Calculating the true cost of ownership of a digitized checklist system is tricky. Obviously, it includes the cost of the equipment, but it also includes many costs that restauranteurs may not realize or consider.That’s because solutions like ComplianceMate aren’t just hardware; they’re full-fledged safety systems that include software, and restaurant owners must also consider the cost of operating that system.
Labor costs must also be considered; and here automated, digitized checklists truly begin to show their worth.
How much time and effort do you and your staff spend while using the system, and what does the cost equal? Digital checklists almost always reduce the time spent on checklists. One major client of ours was spending 75 minutes a day total checking 150 items. With our automated system, they doubled the number of items to 300 and still decreased their daily time spent to an average 45 minutes daily.
There’s also the cost of inaccuracy. Erroneous entries can lead to bad operating decisions and increase the risk of fines, penalties, and even litigation.
People make mistakes, and simply human error can lead to missed checks or incorrect records. People also sometimes commit fraud, unfortunately. The restaurant industry knows this as pencil whipping, or fraudulent entries in paper checklists and records. Automating all but eliminates pencil whipping, considering that the wireless temperature probe and monitors submit the data to the system without the user ever having a chance to enter or edit the data.
Then, you have to consider the cost of mishaps, accidents, and occasional problems.
For example, what if you have a cooler that goes out? Just two nights before the Grand Opening of his new franchise, one of our clients discovered his walk-in cooler had been wired incorrectly, and it shorted out. Product worth $10,000 could have spoiled (potentially also ruining his Grand Opening and reducing future sales through tarnished reputation), except he had our automated temperature monitoring system in conjunction with the checklist system. Everything was saved.
Finally, you cannot escape the cost of failure.
What was the total cost of ownership for Chipotle’s checklist and safety system, when you consider that its stock value plummeted 47% after its 2016 E. coli outbreak?

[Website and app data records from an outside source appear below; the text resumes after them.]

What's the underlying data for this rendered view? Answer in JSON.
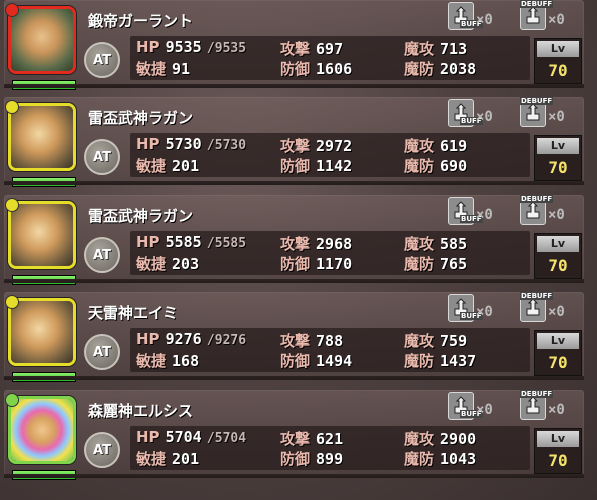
{
  "labels": {
    "hp": "HP",
    "speed": "敏捷",
    "attack": "攻撃",
    "defense": "防御",
    "magic_attack": "魔攻",
    "magic_defense": "魔防",
    "lv": "Lv",
    "at": "AT",
    "buff": "BUFF",
    "debuff": "DEBUFF"
  },
  "units": [
    {
      "name": "鍛帝ガーラント",
      "element": "fire",
      "element_color": "#e22a1e",
      "hp": "9535",
      "hp_max": "/9535",
      "speed": "91",
      "attack": "697",
      "defense": "1606",
      "magic_attack": "713",
      "magic_defense": "2038",
      "level": "70",
      "buff_count": "×0",
      "debuff_count": "×0",
      "hp_ratio": 1.0
    },
    {
      "name": "雷盃武神ラガン",
      "element": "thunder",
      "element_color": "#e6dc2a",
      "hp": "5730",
      "hp_max": "/5730",
      "speed": "201",
      "attack": "2972",
      "defense": "1142",
      "magic_attack": "619",
      "magic_defense": "690",
      "level": "70",
      "buff_count": "×0",
      "debuff_count": "×0",
      "hp_ratio": 1.0
    },
    {
      "name": "雷盃武神ラガン",
      "element": "thunder",
      "element_color": "#e6dc2a",
      "hp": "5585",
      "hp_max": "/5585",
      "speed": "203",
      "attack": "2968",
      "defense": "1170",
      "magic_attack": "585",
      "magic_defense": "765",
      "level": "70",
      "buff_count": "×0",
      "debuff_count": "×0",
      "hp_ratio": 1.0
    },
    {
      "name": "天雷神エイミ",
      "element": "thunder",
      "element_color": "#e6dc2a",
      "hp": "9276",
      "hp_max": "/9276",
      "speed": "168",
      "attack": "788",
      "defense": "1494",
      "magic_attack": "759",
      "magic_defense": "1437",
      "level": "70",
      "buff_count": "×0",
      "debuff_count": "×0",
      "hp_ratio": 1.0
    },
    {
      "name": "森麗神エルシス",
      "element": "wood",
      "element_color": "#7fd44a",
      "hp": "5704",
      "hp_max": "/5704",
      "speed": "201",
      "attack": "621",
      "defense": "899",
      "magic_attack": "2900",
      "magic_defense": "1043",
      "level": "70",
      "buff_count": "×0",
      "debuff_count": "×0",
      "hp_ratio": 1.0
    }
  ]
}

All of that must be reflected in the trust cost of ownership.
One system may be significantly cheaper, but when you include the cost of managing it and actually using it, it could end up being significantly more expensive.